A recent article in The BMJ on the crisis in evidence based medicine (EBM) did a great job of both summarizing challenges that have developed over the past 20 years, and proposing some ways forward in delivering better evidence based care to our patients. Unfortunately, I think one piece of the evidence based puzzle is still getting short shrift. We focus on how to provide care with good outcomes to our patients, but do we pay attention to how they feel?
When I teach evidence based medicine, I argue that we need to be looking for the best evidence on outcomes that matter to our patients, and that, fundamentally, those outcomes need to be thought of in terms of either mortality or morbidity. That is, what evidence do we have that will help us determine how to aid our patients in living longer and/or feeling better.
There are lots of surrogate outcomes we can measure as intermediaries (haemoglobin A1c, blood pressure, angiographic size of a lesion, etc), but as we all (hopefully) know, the linkage between surrogate outcomes we can measure, and what will actually help our patients live better or longer, can sometimes be tenuous.
So, I was a bit surprised to find that the word “symptom” appears only once in the otherwise excellent piece by Trisha Greenhalgh and colleagues. Granted, they make the important point that “real” EBM must engage patients in shared decision making over what outcomes to pursue. But it needs to be emphasized that this should not simply focus on patient selection among outcomes that we (the medical profession) deem important (i.e. measurable), such as length of life, cure rates, and the like. Instead, symptom control, pain relief, and how the patient feels must also be taken into account.
To take a somewhat mundane example, I hear it often argued that “evidence” does not support antibiotic treatment for infectious conjunctivitis, because it is a self limiting condition. Nevertheless, the most recent Cochrane review has documented that “the use of antibiotic eye drops is associated with modestly improved rates of clinical and microbiological remission in comparison to the use of placebo.” We doctors may want to argue against antibiotic drops for conjunctivitis as part of the (well justified) effort to limit antibiotic resistance, emphasizing as well the valid point that “you’ll get better on your own anyhow.” Yet evidence based, patient oriented care demands engaging the patient in that discussion as well, since getting over a self limiting condition sooner may well matter to some of our patients.

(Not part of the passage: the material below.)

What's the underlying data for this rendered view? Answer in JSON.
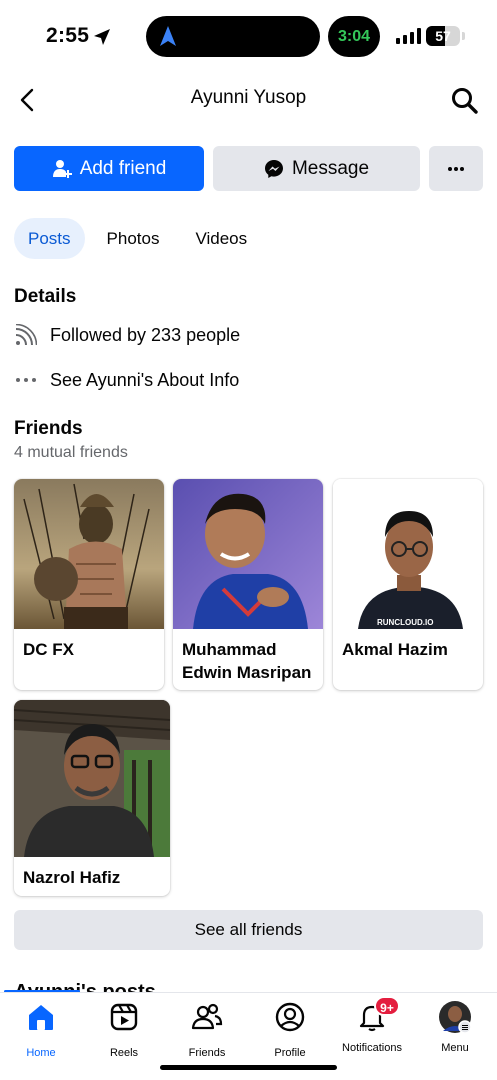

Granted, this is a rather simple example. Granted, too, that sole focus on symptomatic relief, or patient satisfaction, may lead to an overly consumerist approach to medicine (and the concern has been appropriately raised elsewhere that an inordinate focus on patients’ self reported satisfaction with pain relief may have been a contributor to the epidemic of narcotic overprescription). Granted, finally, that there is much EBM that addresses QALYs and DALYs (though I’ve never had a patient come in to see me and ask, “How can I get a few more QALYs?”).
My point is simply that—as we move forward seeking to improve “conscientious, explicit, and judicious” application of the best, available evidence for the compassionate care of our patients—we need to focus on the hard outcomes of disease treatment and prevention. But we also need to focus on the “soft” outcomes of how our patients feel and how well they live—explained in terms that our patients understand, and to which they can relate. Or, as the aphorism for doctors goes: “To cure sometimes, to relieve often, to comfort always.”
William E Cayley Jr practises at the Augusta Family Medicine Clinic; teaches at the Eau Claire Family Medicine Residency; and is a professor at the University of Wisconsin, Department of Family Medicine.
Competing interests: “I declare that I have read and understood the BMJ Group policy on declaration of interests and I have no relevant interests to declare beyond a passion for clear and critical thinking.”